Kenton relishes that feeling of helping others. Some of that sense of responsibility emanates from his faith — to love others, love the poor, be compassionate, search for justice.
“But I was surprised by this: When I lived in Quito and Nairobi … I became friends with the people around me. So then it was much less an issue of ‘my faith requires me to do this,’ or ‘my world view says I should do this;’ it was just an issue of: These kids are my friends. These people are my friends. And how can I help them?
Many of the people who deliver shoes have seen the kids who live in dirty and dangerous places and know the need. Others know what Kenton’s talking about from the stuff they see on television.
“I had this incredible experience where I got to live first-hand with (the kids). ... I saw this need, and I wanted to help make a difference for my friends.

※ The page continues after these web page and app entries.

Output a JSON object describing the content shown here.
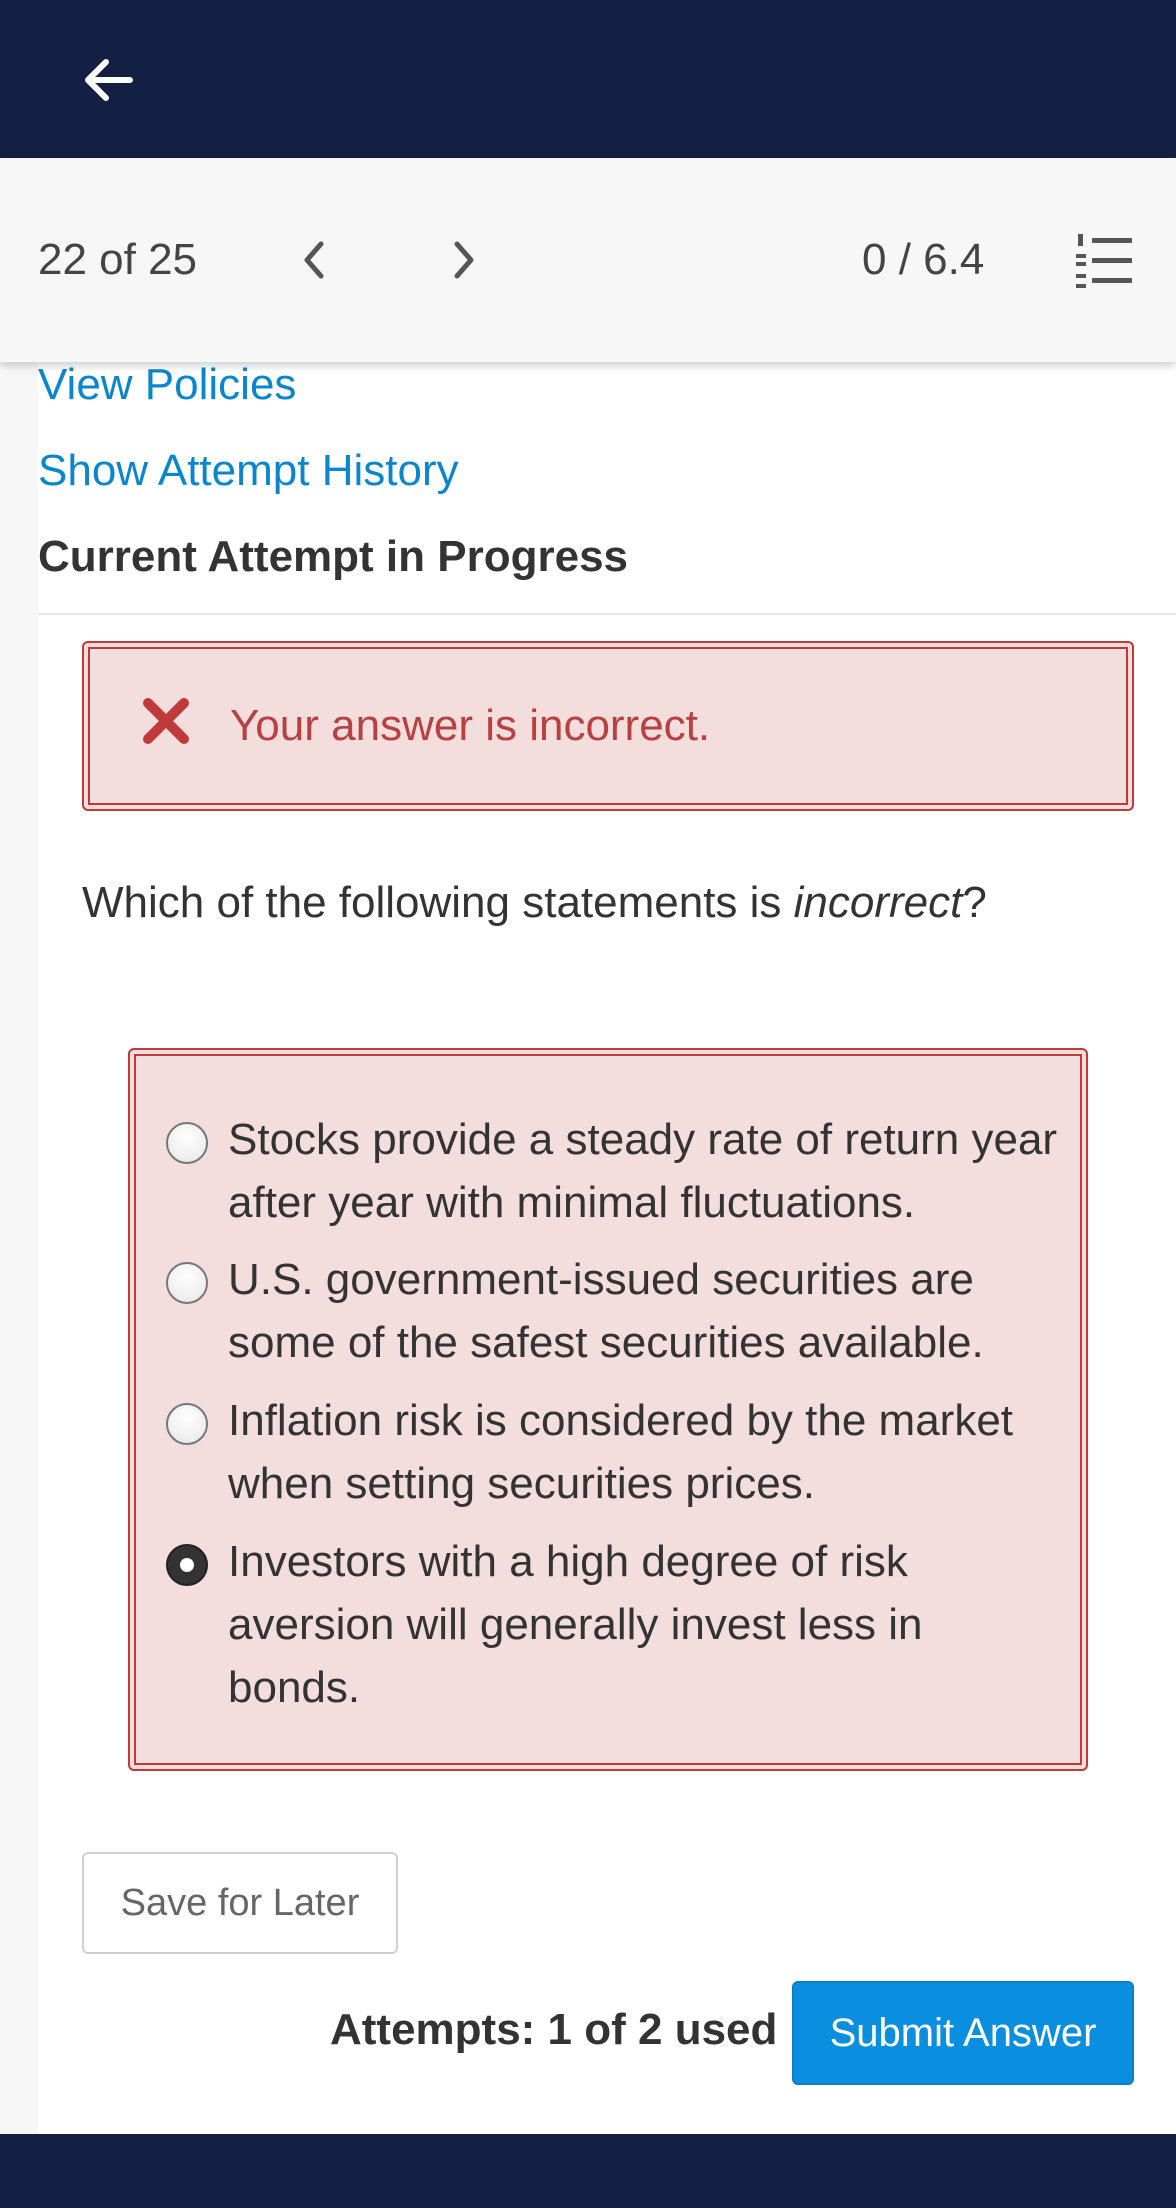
{
  "nav": {
    "counter": "22 of 25",
    "score": "0 / 6.4"
  },
  "links": {
    "view_policies": "View Policies",
    "show_history": "Show Attempt History"
  },
  "heading": "Current Attempt in Progress",
  "feedback": {
    "message": "Your answer is incorrect.",
    "status_color": "#c0393b"
  },
  "question": {
    "prefix": "Which of the following statements is ",
    "emphasis": "incorrect",
    "suffix": "?"
  },
  "options": [
    {
      "text": "Stocks provide a steady rate of return year after year with minimal fluctuations.",
      "selected": false
    },
    {
      "text": "U.S. government-issued securities are some of the safest securities available.",
      "selected": false
    },
    {
      "text": "Inflation risk is considered by the market when setting securities prices.",
      "selected": false
    },
    {
      "text": "Investors with a high degree of risk aversion will generally invest less in bonds.",
      "selected": true
    }
  ],
  "actions": {
    "save_label": "Save for Later",
    "attempts_text": "Attempts: 1 of 2 used",
    "submit_label": "Submit Answer"
  },
  "colors": {
    "header_bg": "#141f44",
    "link": "#0a86cf",
    "primary_button": "#0a8ee0"
  },
  "icons": {
    "back": "arrow-left-icon",
    "prev": "chevron-left-icon",
    "next": "chevron-right-icon",
    "question_list": "numbered-list-icon",
    "error": "close-x-icon"
  }
}
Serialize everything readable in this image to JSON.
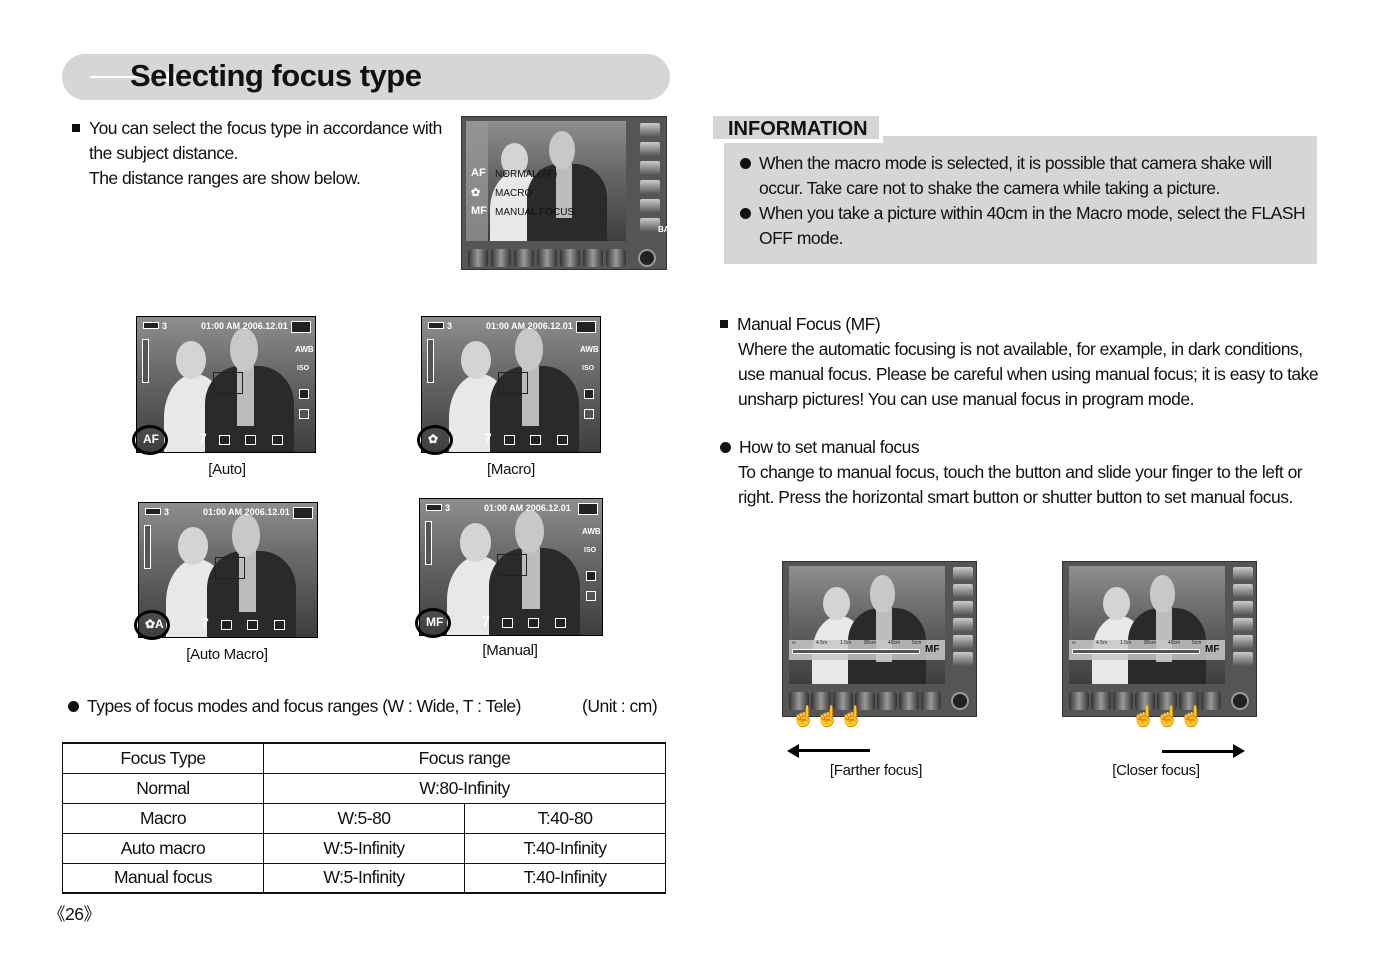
{
  "title": "Selecting focus type",
  "intro": [
    "You can select the focus type in accordance with",
    "the subject distance.",
    "The distance ranges are show below."
  ],
  "menu_screen": {
    "items": [
      {
        "icon": "AF",
        "label": "NORMAL(AF)"
      },
      {
        "icon": "✿",
        "label": "MACRO"
      },
      {
        "icon": "MF",
        "label": "MANUAL FOCUS"
      }
    ],
    "side_label": "BA"
  },
  "screens": [
    {
      "caption": "[Auto]",
      "mode": "AF",
      "datetime": "01:00 AM 2006.12.01",
      "shots": "3"
    },
    {
      "caption": "[Macro]",
      "mode": "✿",
      "datetime": "01:00 AM 2006.12.01",
      "shots": "3"
    },
    {
      "caption": "[Auto Macro]",
      "mode": "✿A",
      "datetime": "01:00 AM 2006.12.01",
      "shots": "3"
    },
    {
      "caption": "[Manual]",
      "mode": "MF",
      "datetime": "01:00 AM 2006.12.01",
      "shots": "3"
    }
  ],
  "screen_labels": {
    "awb": "AWB",
    "iso": "ISO"
  },
  "types_line": "Types of focus modes and focus ranges (W : Wide, T : Tele)",
  "unit": "(Unit : cm)",
  "table": {
    "headers": [
      "Focus Type",
      "Focus range"
    ],
    "rows": [
      [
        "Normal",
        "W:80-Infinity"
      ],
      [
        "Macro",
        "W:5-80",
        "T:40-80"
      ],
      [
        "Auto macro",
        "W:5-Infinity",
        "T:40-Infinity"
      ],
      [
        "Manual focus",
        "W:5-Infinity",
        "T:40-Infinity"
      ]
    ]
  },
  "page_number": "《26》",
  "info": {
    "label": "INFORMATION",
    "bullets": [
      [
        "When the macro mode is selected, it is possible that camera shake will",
        "occur. Take care not to shake the camera while taking a picture."
      ],
      [
        "When you take a picture within 40cm in the Macro mode, select the FLASH",
        "OFF mode."
      ]
    ]
  },
  "mf": {
    "heading": "Manual Focus (MF)",
    "lines": [
      "Where the automatic focusing is not available, for example, in dark conditions,",
      "use manual focus. Please be careful when using manual focus; it is easy to take",
      "unsharp pictures! You can use manual focus in program mode."
    ]
  },
  "howto": {
    "heading": "How to set manual focus",
    "lines": [
      "To change to manual focus, touch the button and slide your finger to the left or",
      "right. Press the horizontal smart button or shutter button to set manual focus."
    ]
  },
  "mf_scale": {
    "ticks": [
      "∞",
      "4.5m",
      "1.5m",
      "80cm",
      "40cm",
      "5cm"
    ],
    "label": "MF"
  },
  "mf_screens": [
    {
      "caption": "[Farther focus]",
      "direction": "left"
    },
    {
      "caption": "[Closer focus]",
      "direction": "right"
    }
  ]
}
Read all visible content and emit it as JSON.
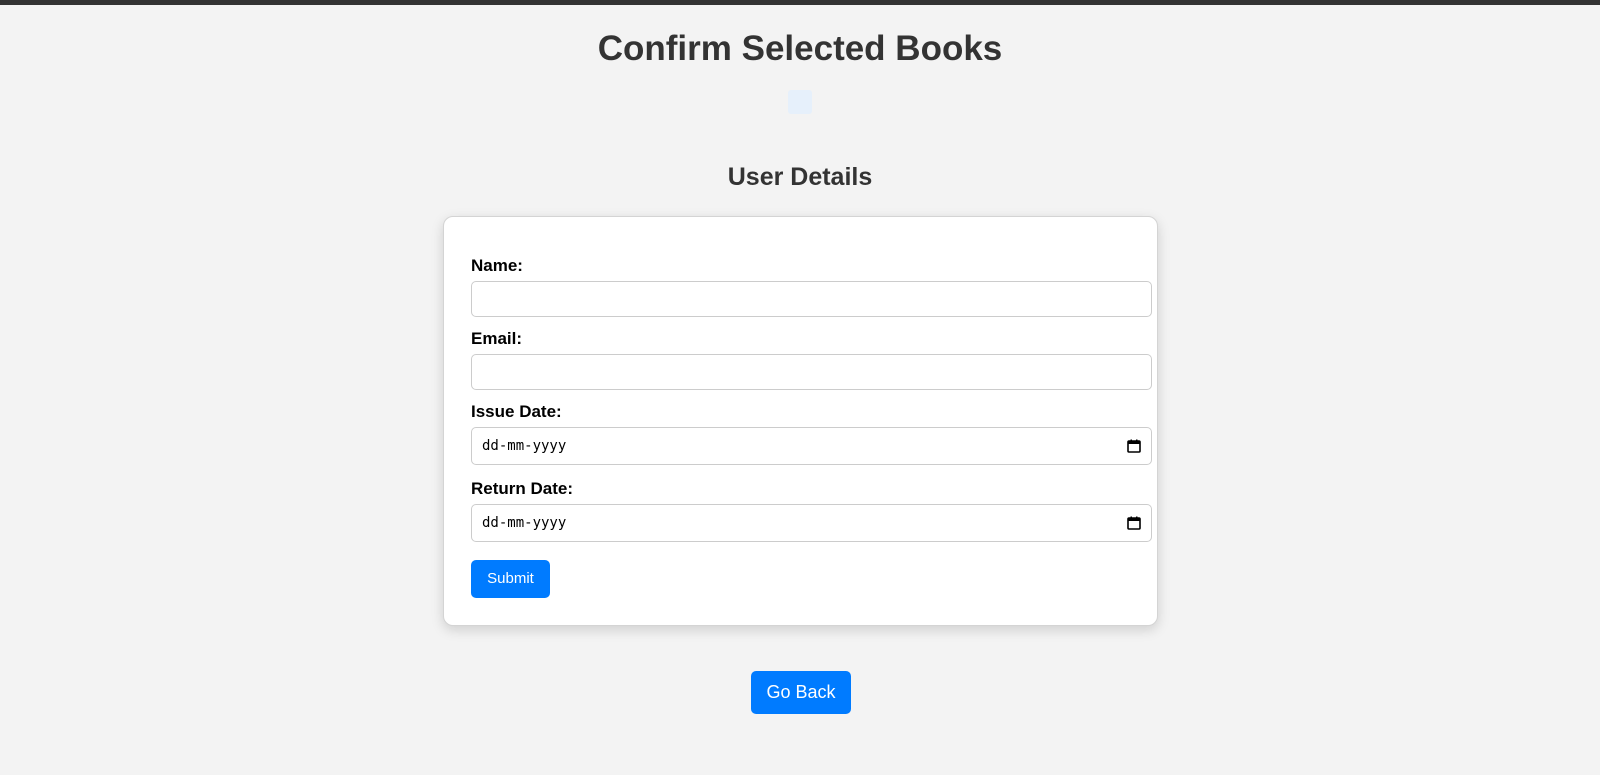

“But (others) can do that, too. We’re all in this together. And you really can — with $15 or with a Facebook share or whatever it is — you can make a difference for a kid. And it’s just like you’re helping a friend.
“Hopefully we can get better at telling our story so people can really feel that. … You just feel like, even from Nampa, even from the Treasure Valley, we can make a huge impact on kids around the world — and we should, because what if those were our friends? What if that was your little brother? What if that was somebody you really cared about? … ”
• • •
The Shoe That Grows is a project under Because International, an umbrella non-profit that Kenton and his friends started in 2009 when Kenton returned from Africa. Because International is actually a philosophy called “practical compassion.”
It’s something anyone can do. Kenton talks about his elderly neighbor Tom buying groceries for another neighbor. And a 9-year-old girl who started up a lemonade stand and ended up donating more than $1 million to organizations that fight child slavery. And then there’s The Shoe.
“We’re not going to tackle the sanitation issue, we’re not going to bring sewage facilities to places — but here are some small things that we can do that can help the kids while other organizations work on those big issues.”
Now that the shoe is on track, they’re looking at other ways to do practical compassion, projects to help kids in extreme poverty. Most people dying from malaria, Kenton says, are under 4 years old. Most bed nets are attached to a ceiling. So they’re inventing a self-standing, pop-up bed net, like a tent, for little kids.
“I want to put people in a place to succeed. I love doing that. So whether it’s shoes that can help kids be more healthy and keep going to school and in a better spot to succeed, or a bed net … ”
Kenton quotes Ralph Waldo Emerson:
“The purpose of life is not to be happy. It is to be useful, to be honorable, to be compassionate, to have it make some difference that you have lived and lived well.”
That difference doesn’t have to be big; it just has to be. Many of us deny our humanity, Kenton says, because we believe we can’t make a difference: We’re too small. We might make things worse. We can’t get our own life together. We aren’t smart enough.
“I almost quit many, many times.”
He lists his own voices of doubt: I’m too small. I never made a shoe before. I’m from Nampa, Idaho; I’m the son of a plumber. We’re too inexperienced. I don’t know what I’m doing.
“I guess the better word is passionate, but I say stubborn. I just got stubborn a lot. …
“A lot of people, especially the shoe companies, said this (idea) isn’t going to work. I was like, no, I was there. I saw it. This makes sense for these kids. You can’t tell me this is not a good idea because I was there. …
“And then as I went from stubborn, I probably actually became passionate, because I learned more and more, about … what a big deal it is for them to have sustainable footwear.
“Then it just became: I have to do this. I have to figure out a way to make this happen. … We stuck to it, kept working at it. And here we are. …
“Small things that make a big difference for the kids who need it most; those daily, regular everyday-life-sort of things. Like shoes.”